Instructions to follow -
Extract the entries in their exact form.

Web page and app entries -
____________

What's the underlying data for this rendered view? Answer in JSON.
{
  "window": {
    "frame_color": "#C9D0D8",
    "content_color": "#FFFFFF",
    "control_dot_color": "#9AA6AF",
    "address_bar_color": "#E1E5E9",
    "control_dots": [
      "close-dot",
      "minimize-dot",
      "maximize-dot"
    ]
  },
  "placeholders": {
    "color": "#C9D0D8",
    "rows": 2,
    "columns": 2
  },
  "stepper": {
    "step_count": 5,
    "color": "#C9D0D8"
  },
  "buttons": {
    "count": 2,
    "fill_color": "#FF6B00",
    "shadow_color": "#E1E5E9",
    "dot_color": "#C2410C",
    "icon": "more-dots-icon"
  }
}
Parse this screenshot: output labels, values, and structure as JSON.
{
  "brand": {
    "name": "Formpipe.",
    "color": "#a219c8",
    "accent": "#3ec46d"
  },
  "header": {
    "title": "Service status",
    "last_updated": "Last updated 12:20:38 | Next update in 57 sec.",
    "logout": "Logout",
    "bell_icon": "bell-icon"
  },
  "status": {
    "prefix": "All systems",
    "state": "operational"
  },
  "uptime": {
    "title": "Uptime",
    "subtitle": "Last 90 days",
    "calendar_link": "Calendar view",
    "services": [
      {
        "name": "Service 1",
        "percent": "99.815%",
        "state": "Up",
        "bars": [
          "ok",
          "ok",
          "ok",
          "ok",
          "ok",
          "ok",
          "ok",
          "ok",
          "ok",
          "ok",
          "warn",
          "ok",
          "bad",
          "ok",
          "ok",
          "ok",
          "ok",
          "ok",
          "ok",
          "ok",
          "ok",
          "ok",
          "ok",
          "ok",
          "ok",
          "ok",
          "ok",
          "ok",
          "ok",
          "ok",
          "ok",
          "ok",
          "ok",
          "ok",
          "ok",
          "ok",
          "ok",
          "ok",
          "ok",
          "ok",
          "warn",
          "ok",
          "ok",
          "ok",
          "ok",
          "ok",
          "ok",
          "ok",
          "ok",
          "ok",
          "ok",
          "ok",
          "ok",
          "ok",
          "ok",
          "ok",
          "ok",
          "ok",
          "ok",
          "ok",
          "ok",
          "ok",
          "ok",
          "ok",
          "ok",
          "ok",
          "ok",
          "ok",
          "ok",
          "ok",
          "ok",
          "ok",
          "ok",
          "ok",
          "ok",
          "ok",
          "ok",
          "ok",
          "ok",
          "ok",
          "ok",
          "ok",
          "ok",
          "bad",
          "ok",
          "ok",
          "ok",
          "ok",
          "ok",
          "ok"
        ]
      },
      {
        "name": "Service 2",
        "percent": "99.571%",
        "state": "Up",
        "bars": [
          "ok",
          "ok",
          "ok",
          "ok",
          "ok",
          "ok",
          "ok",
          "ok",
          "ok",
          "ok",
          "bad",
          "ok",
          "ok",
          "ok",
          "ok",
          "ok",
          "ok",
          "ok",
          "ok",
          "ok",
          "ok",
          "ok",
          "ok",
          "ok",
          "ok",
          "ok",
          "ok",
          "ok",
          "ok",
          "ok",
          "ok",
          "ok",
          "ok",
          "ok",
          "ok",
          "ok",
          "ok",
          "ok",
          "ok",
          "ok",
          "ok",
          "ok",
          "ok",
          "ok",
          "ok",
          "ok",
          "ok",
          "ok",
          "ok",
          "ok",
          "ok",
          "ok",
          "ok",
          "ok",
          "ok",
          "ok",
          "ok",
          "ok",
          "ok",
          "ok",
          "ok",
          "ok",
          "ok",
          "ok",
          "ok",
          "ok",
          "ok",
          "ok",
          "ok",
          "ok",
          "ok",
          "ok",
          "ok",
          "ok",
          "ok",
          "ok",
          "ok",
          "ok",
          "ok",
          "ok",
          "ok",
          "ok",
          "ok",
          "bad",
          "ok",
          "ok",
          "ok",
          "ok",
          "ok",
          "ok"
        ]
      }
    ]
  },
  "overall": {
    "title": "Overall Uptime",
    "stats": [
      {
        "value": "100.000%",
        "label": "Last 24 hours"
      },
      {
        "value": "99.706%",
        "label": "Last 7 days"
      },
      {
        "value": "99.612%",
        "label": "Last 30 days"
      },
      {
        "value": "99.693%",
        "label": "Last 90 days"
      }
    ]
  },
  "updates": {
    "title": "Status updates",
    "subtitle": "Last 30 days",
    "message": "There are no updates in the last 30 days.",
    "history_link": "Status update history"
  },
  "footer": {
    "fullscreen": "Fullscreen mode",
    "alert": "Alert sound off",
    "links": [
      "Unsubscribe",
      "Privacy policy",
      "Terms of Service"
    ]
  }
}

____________

Solved problem -
What's the underlying data for this rendered view? Answer in JSON.
{
  "window": {
    "frame_color": "#C9D0D8",
    "content_color": "#FFFFFF",
    "control_dot_color": "#9AA6AF",
    "address_bar_color": "#E1E5E9",
    "control_dots": [
      "close-dot",
      "minimize-dot",
      "maximize-dot"
    ]
  },
  "placeholders": {
    "color": "#C9D0D8",
    "rows": 2,
    "columns": 2
  },
  "stepper": {
    "step_count": 5,
    "color": "#C9D0D8"
  },
  "buttons": {
    "count": 2,
    "fill_color": "#FF6B00",
    "shadow_color": "#E1E5E9",
    "dot_color": "#C2410C",
    "icon": "more-dots-icon"
  }
}
Parse this screenshot: output labels, values, and structure as JSON.
{
  "brand": {
    "name": "Formpipe.",
    "color": "#a219c8",
    "accent": "#3ec46d"
  },
  "header": {
    "title": "Service status",
    "last_updated": "Last updated 12:20:38 | Next update in 57 sec.",
    "logout": "Logout",
    "bell_icon": "bell-icon"
  },
  "status": {
    "prefix": "All systems",
    "state": "operational"
  },
  "uptime": {
    "title": "Uptime",
    "subtitle": "Last 90 days",
    "calendar_link": "Calendar view",
    "services": [
      {
        "name": "Service 1",
        "percent": "99.815%",
        "state": "Up",
        "bars": [
          "ok",
          "ok",
          "ok",
          "ok",
          "ok",
          "ok",
          "ok",
          "ok",
          "ok",
          "ok",
          "warn",
          "ok",
          "bad",
          "ok",
          "ok",
          "ok",
          "ok",
          "ok",
          "ok",
          "ok",
          "ok",
          "ok",
          "ok",
          "ok",
          "ok",
          "ok",
          "ok",
          "ok",
          "ok",
          "ok",
          "ok",
          "ok",
          "ok",
          "ok",
          "ok",
          "ok",
          "ok",
          "ok",
          "ok",
          "ok",
          "warn",
          "ok",
          "ok",
          "ok",
          "ok",
          "ok",
          "ok",
          "ok",
          "ok",
          "ok",
          "ok",
          "ok",
          "ok",
          "ok",
          "ok",
          "ok",
          "ok",
          "ok",
          "ok",
          "ok",
          "ok",
          "ok",
          "ok",
          "ok",
          "ok",
          "ok",
          "ok",
          "ok",
          "ok",
          "ok",
          "ok",
          "ok",
          "ok",
          "ok",
          "ok",
          "ok",
          "ok",
          "ok",
          "ok",
          "ok",
          "ok",
          "ok",
          "ok",
          "bad",
          "ok",
          "ok",
          "ok",
          "ok",
          "ok",
          "ok"
        ]
      },
      {
        "name": "Service 2",
        "percent": "99.571%",
        "state": "Up",
        "bars": [
          "ok",
          "ok",
          "ok",
          "ok",
          "ok",
          "ok",
          "ok",
          "ok",
          "ok",
          "ok",
          "bad",
          "ok",
          "ok",
          "ok",
          "ok",
          "ok",
          "ok",
          "ok",
          "ok",
          "ok",
          "ok",
          "ok",
          "ok",
          "ok",
          "ok",
          "ok",
          "ok",
          "ok",
          "ok",
          "ok",
          "ok",
          "ok",
          "ok",
          "ok",
          "ok",
          "ok",
          "ok",
          "ok",
          "ok",
          "ok",
          "ok",
          "ok",
          "ok",
          "ok",
          "ok",
          "ok",
          "ok",
          "ok",
          "ok",
          "ok",
          "ok",
          "ok",
          "ok",
          "ok",
          "ok",
          "ok",
          "ok",
          "ok",
          "ok",
          "ok",
          "ok",
          "ok",
          "ok",
          "ok",
          "ok",
          "ok",
          "ok",
          "ok",
          "ok",
          "ok",
          "ok",
          "ok",
          "ok",
          "ok",
          "ok",
          "ok",
          "ok",
          "ok",
          "ok",
          "ok",
          "ok",
          "ok",
          "ok",
          "bad",
          "ok",
          "ok",
          "ok",
          "ok",
          "ok",
          "ok"
        ]
      }
    ]
  },
  "overall": {
    "title": "Overall Uptime",
    "stats": [
      {
        "value": "100.000%",
        "label": "Last 24 hours"
      },
      {
        "value": "99.706%",
        "label": "Last 7 days"
      },
      {
        "value": "99.612%",
        "label": "Last 30 days"
      },
      {
        "value": "99.693%",
        "label": "Last 90 days"
      }
    ]
  },
  "updates": {
    "title": "Status updates",
    "subtitle": "Last 30 days",
    "message": "There are no updates in the last 30 days.",
    "history_link": "Status update history"
  },
  "footer": {
    "fullscreen": "Fullscreen mode",
    "alert": "Alert sound off",
    "links": [
      "Unsubscribe",
      "Privacy policy",
      "Terms of Service"
    ]
  }
}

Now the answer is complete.